[Exercise inputs — start]
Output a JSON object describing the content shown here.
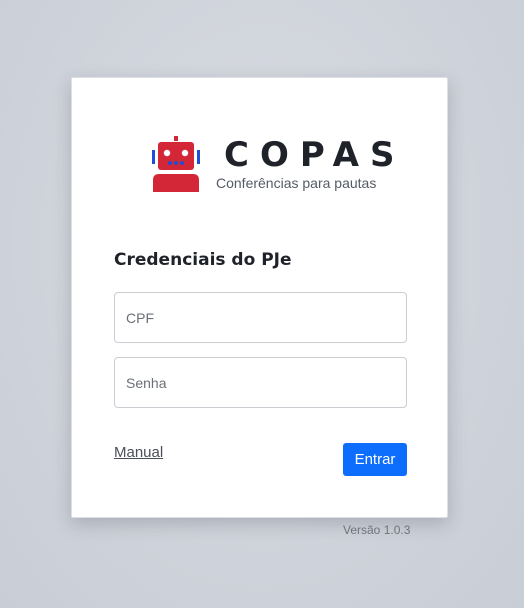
{
  "brand": {
    "name": "COPAS",
    "subtitle": "Conferências para pautas",
    "logo_icon": "robot-icon",
    "logo_colors": {
      "primary": "#d32738",
      "accent": "#1f4ed8"
    }
  },
  "form": {
    "title": "Credenciais do PJe",
    "cpf": {
      "placeholder": "CPF",
      "value": ""
    },
    "senha": {
      "placeholder": "Senha",
      "value": ""
    },
    "manual_label": "Manual",
    "submit_label": "Entrar"
  },
  "footer": {
    "version": "Versão 1.0.3"
  },
  "colors": {
    "button": "#0d6efd",
    "background": "#cfd3db"
  }
}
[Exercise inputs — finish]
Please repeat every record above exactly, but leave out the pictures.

## Answer area
Output a JSON object describing the content shown here.
{
  "brand": {
    "name": "COPAS",
    "subtitle": "Conferências para pautas",
    "logo_icon": "robot-icon",
    "logo_colors": {
      "primary": "#d32738",
      "accent": "#1f4ed8"
    }
  },
  "form": {
    "title": "Credenciais do PJe",
    "cpf": {
      "placeholder": "CPF",
      "value": ""
    },
    "senha": {
      "placeholder": "Senha",
      "value": ""
    },
    "manual_label": "Manual",
    "submit_label": "Entrar"
  },
  "footer": {
    "version": "Versão 1.0.3"
  },
  "colors": {
    "button": "#0d6efd",
    "background": "#cfd3db"
  }
}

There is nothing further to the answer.